I enabled the profile and auto power options in the terminal, on the fly, by:

echo profile > /sys/class/drm/card0/device/power_method
echo mid > /sys/class/drm/card0/device/power_profile


So these changes do not stick around the next time you restart your computer or wake it from sleep mode. So, I ran into this page and found out how to make these changes stick:

Step 1: Create hook:

gksudo gedit /usr/lib/pm-utils/power.d/radeon-power_profile

Step 2: Fill file with in the desired setting:


echo profile > /sys/class/drm/card0/device/power_method
echo auto > /sys/class/drm/card0/device/power_profile

exit 0

Step 3: Make it executable:

sudo chmod +x /usr/lib/pm-utils/power.d/radeon-power_profile

And now my laptop is not running as hot and the fan is not mondo-hyper all the time. And…. it performs, visually, at least as well as when I was on Windowz. Is that so much to ask for?

Speed issues in Google Chrome on Ubuntu 12.04

I’m not sure if at this point I’ve shared that I’ve made a move to Ubuntu, and I’ll admit it’s been alright so far. But, I still keep running into grandma-can’t-fix-that issues. The one I had this week was video issies with the speed of YouTube videos hiking up to 3-4 times the normal speed. Super annoying!

But, I was able to find a fix, here’s what I did:

Note: I am still having problems with this from time to time. This helps, but still creeps up!

It turns out the Chrome uses a built-in Flash plugin and another one, the one you probably have installed in Ubuntu. So, what you have to do is disable the built-in plugin to get things to work right.

Just browse to chrome://plugins/ and click Details on the right. From there, you’ll see two Flash files being used. Disable the one that is /opt/google/chrome.

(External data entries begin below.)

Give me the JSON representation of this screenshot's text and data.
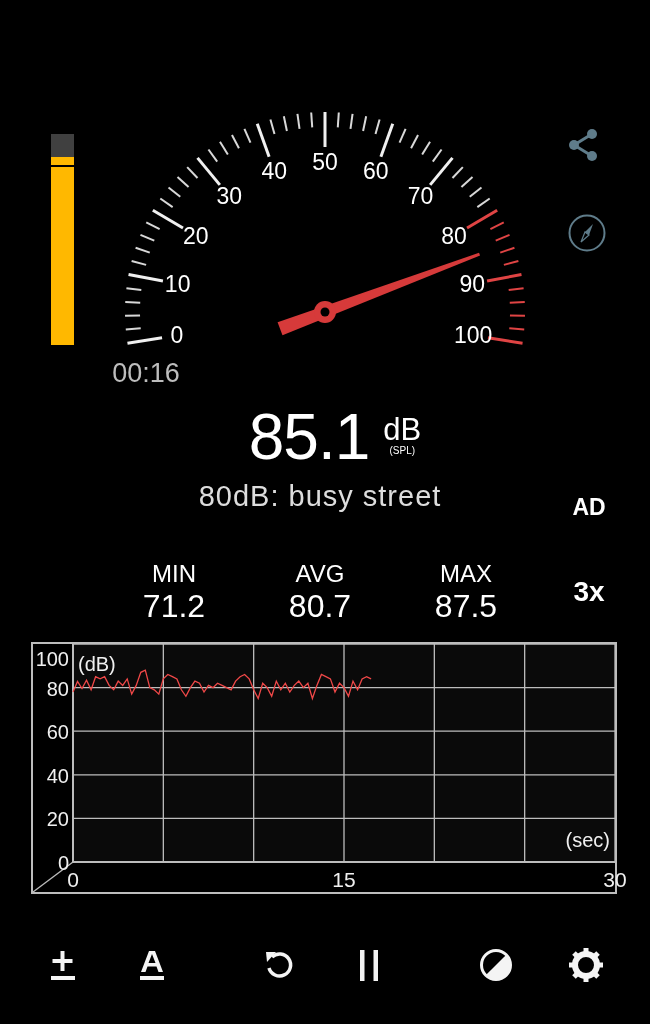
{
  "gauge": {
    "scale": [
      {
        "text": "0",
        "kind": "normal"
      },
      {
        "text": "10",
        "kind": "normal"
      },
      {
        "text": "20",
        "kind": "normal"
      },
      {
        "text": "30",
        "kind": "normal"
      },
      {
        "text": "40",
        "kind": "normal"
      },
      {
        "text": "50",
        "kind": "normal"
      },
      {
        "text": "60",
        "kind": "normal"
      },
      {
        "text": "70",
        "kind": "normal"
      },
      {
        "text": "80",
        "kind": "warning"
      },
      {
        "text": "90",
        "kind": "warning"
      },
      {
        "text": "100",
        "kind": "warning"
      }
    ]
  },
  "timer": "00:16",
  "reading": {
    "value": "85.1",
    "unit": "dB",
    "reference": "(SPL)"
  },
  "description": "80dB: busy street",
  "ad_label": "AD",
  "stats": [
    {
      "label": "MIN",
      "value": "71.2"
    },
    {
      "label": "AVG",
      "value": "80.7"
    },
    {
      "label": "MAX",
      "value": "87.5"
    }
  ],
  "speed": "3x",
  "chart": {
    "chart_data": {
      "type": "line",
      "grid": true,
      "xlabel": "(sec)",
      "ylabel": "(dB)",
      "xlim": [
        0,
        30
      ],
      "ylim": [
        0,
        100
      ],
      "xticks": [
        0,
        15,
        30
      ],
      "yticks": [
        0,
        20,
        40,
        60,
        80,
        100
      ],
      "x": [
        0,
        0.25,
        0.5,
        0.75,
        1,
        1.25,
        1.5,
        1.75,
        2,
        2.25,
        2.5,
        2.75,
        3,
        3.25,
        3.5,
        3.75,
        4,
        4.25,
        4.5,
        4.75,
        5,
        5.25,
        5.5,
        5.75,
        6,
        6.25,
        6.5,
        6.75,
        7,
        7.25,
        7.5,
        7.75,
        8,
        8.25,
        8.5,
        8.75,
        9,
        9.25,
        9.5,
        9.75,
        10,
        10.25,
        10.5,
        10.75,
        11,
        11.25,
        11.5,
        11.75,
        12,
        12.25,
        12.5,
        12.75,
        13,
        13.25,
        13.5,
        13.75,
        14,
        14.25,
        14.5,
        14.75,
        15,
        15.25,
        15.5,
        15.75,
        16,
        16.25,
        16.5
      ],
      "series": [
        {
          "color": "#f04848",
          "values": [
            78,
            82.8,
            79.6,
            83.4,
            79,
            85,
            84,
            85,
            81,
            79,
            83,
            81,
            84,
            77,
            81,
            87,
            88,
            80,
            79,
            77,
            84,
            86,
            85,
            84,
            79,
            76,
            80,
            83,
            82,
            78,
            81,
            80,
            82,
            81,
            80,
            79,
            83,
            85,
            86,
            84,
            79,
            75,
            82,
            80,
            76,
            83,
            79,
            82,
            78,
            81,
            83,
            80,
            82,
            75,
            81,
            86,
            85,
            84,
            78,
            82,
            80,
            76,
            83,
            79,
            84,
            85,
            84
          ]
        }
      ]
    }
  }
}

And then, when you’ve fixed it, test it out on one of my favorite videos!